The federal government has decided to prosecute the company that spilled 33,000 litres of jet fuel into Lemon Creek during a firefighting operation in the summer of 2013.
“I can confirm that a decision regarding intervention has been made and the nature of that decision will be communicated at the next court date,” wrote federal prosecutor Todd Gerhart in an email to the Star. “That date has not yet been scheduled but is in the process of being arranged.”
He said he expects that initial court date to be within the next few weeks. The charges against Executive Flight Centre are for violating Fisheries Act provisions that prohibit polluting a stream.
The decision means that Slocan Valley resident Marilyn Burgoon can drop the private prosecution that she has been pursuing since the fall of 2014, because, she said, it appeared the federal government was not going to prosecute. Now she says she will be spared having to raise tens of thousand of dollars in legal fees.
But from Burgoon’s perspective there is a possible downside. She says that on the rare occasions that the government does take over a private prosecution, they sometimes simply drop the charges.
“But I am optimistic, with the new government, that they will not stay the charges and will proceed with the prosecution,” she told the Star. “A new government with a new fisheries minister and a new attorney general (and both are First Nations people), this gives me encouragement because First Nations understand fisheries.”
Asked by the Star for the reasons behind the decision and whether the provincial government will be named as a defendant as it was in Burgoon’s private prosecution, Gerhart said he would be open to such questions after the upcoming court date.
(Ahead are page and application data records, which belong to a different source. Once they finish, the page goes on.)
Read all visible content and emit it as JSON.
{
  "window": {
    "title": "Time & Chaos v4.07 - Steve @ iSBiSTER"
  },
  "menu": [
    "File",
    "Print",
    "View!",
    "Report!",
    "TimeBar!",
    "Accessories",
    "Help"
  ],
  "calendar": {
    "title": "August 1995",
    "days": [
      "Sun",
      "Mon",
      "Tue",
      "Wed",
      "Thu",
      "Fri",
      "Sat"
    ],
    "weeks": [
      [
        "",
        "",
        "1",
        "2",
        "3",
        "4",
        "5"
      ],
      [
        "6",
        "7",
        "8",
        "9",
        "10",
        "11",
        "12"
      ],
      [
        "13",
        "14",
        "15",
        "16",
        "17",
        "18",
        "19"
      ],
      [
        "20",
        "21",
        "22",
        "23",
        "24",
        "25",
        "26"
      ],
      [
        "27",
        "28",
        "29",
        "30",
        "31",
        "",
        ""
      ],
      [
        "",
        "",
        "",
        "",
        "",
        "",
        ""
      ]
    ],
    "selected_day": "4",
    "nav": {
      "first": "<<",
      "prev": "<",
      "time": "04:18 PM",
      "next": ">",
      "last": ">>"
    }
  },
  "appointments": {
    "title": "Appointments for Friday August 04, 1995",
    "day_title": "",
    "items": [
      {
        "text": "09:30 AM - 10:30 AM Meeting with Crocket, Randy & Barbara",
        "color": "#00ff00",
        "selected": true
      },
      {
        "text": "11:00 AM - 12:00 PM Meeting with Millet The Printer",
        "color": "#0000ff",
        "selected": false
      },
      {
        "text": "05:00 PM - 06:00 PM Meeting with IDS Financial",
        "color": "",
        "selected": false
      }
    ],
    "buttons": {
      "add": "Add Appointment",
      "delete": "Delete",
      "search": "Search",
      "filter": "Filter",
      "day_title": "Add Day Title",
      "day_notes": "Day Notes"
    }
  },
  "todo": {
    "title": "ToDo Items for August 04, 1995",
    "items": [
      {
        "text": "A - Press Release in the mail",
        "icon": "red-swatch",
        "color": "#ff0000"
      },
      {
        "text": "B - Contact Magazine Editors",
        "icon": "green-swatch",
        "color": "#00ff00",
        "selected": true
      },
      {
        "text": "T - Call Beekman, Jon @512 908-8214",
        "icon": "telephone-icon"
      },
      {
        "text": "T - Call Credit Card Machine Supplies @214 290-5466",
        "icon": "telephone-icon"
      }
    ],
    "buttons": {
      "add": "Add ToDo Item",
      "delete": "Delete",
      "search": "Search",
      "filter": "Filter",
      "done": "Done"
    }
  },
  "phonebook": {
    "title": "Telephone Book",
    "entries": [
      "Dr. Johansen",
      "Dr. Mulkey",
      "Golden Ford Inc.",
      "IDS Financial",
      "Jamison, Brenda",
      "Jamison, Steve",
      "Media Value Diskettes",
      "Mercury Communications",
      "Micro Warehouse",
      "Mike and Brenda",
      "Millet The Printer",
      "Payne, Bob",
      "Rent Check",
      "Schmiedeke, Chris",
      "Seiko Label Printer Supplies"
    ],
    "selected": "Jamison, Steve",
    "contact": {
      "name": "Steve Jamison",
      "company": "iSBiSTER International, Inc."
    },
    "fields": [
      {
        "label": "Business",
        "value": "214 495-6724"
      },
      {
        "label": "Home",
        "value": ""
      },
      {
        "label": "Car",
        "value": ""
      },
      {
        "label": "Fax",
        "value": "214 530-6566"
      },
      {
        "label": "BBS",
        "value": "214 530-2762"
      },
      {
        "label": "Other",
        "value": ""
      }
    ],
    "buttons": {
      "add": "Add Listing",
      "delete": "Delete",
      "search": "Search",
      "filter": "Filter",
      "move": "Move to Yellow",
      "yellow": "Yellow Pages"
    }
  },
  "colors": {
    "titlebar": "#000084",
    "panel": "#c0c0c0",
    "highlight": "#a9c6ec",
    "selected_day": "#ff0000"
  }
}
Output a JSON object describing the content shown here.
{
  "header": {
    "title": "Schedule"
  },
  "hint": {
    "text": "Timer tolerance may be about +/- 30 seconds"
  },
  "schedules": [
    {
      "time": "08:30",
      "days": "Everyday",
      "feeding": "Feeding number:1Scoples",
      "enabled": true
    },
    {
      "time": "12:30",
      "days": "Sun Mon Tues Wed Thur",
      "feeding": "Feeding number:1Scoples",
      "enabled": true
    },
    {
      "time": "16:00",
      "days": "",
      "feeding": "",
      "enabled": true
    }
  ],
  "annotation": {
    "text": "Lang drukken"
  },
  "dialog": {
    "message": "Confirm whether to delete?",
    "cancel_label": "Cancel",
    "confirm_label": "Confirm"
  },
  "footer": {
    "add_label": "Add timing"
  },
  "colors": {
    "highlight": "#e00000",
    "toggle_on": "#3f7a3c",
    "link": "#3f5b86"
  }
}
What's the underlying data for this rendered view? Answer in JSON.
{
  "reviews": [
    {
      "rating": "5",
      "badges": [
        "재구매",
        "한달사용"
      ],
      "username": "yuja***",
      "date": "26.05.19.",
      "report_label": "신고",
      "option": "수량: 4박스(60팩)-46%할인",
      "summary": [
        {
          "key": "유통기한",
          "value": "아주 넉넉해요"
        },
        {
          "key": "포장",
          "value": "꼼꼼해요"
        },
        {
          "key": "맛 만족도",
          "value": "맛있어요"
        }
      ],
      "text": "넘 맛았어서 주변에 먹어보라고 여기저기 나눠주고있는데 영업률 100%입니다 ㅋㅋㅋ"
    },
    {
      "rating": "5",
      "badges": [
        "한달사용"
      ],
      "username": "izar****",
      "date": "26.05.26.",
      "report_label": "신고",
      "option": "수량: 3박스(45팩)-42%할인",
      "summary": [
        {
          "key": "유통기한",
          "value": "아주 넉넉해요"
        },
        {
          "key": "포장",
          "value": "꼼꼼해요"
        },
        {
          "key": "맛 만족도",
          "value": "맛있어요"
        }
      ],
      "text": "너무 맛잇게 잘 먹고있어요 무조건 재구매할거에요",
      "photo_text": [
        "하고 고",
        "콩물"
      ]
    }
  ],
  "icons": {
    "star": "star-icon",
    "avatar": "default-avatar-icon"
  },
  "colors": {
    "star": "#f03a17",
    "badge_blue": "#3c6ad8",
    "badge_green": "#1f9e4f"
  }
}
Andrew Gage, a lawyer at West Coast Environmental Law in Vancouver, says he is encouraged, but cautiously, by the federal government’s move. He said that since the spill the government has been “dragging its feet” but he thinks the new government might take a different approach to the case.
“The new government seems to want to signal that it is more interested in seeing environmental enforcement than the previous one,” Gage said. “We saw a change of direction in Paris, although that is a different issue obviously, and we saw the mandate letters to different ministers including direction around environmental law that are in the right direction. They have been talking the right talk.”
In the meantime, there are two other court actions pending related to the spill. Executive Flight Centre is suing Transwest Helicopters and the provincial government for giving its driver incorrect directions to the fire where the fuel was to be used. In addition, a class action suit filed by Robert Kirk on behalf of 2,776 property owners will come before a judge in September. The defendants are Executive Flight Centre, its driver Danny LaSante, the provincial government, and Transwest.
(CORRECTION: An earlier version of this story erroneously reported that the class action suit would be in court next year.)
Previous stories in the Nelson Star about legal actions related to the Lemon Creek spill:
Private prosecution launched over Lemon Creek spill October 2, 2014
Lemon Creek spill case can move forward December 21, 2014
Impatient judge forges ahead with Lemon Creek case May 19, 2015
Lemon Creek trial set for April 2016 (with video) June 18, 2015
Fuel company sues government over Lemon Creek spill July 17, 2015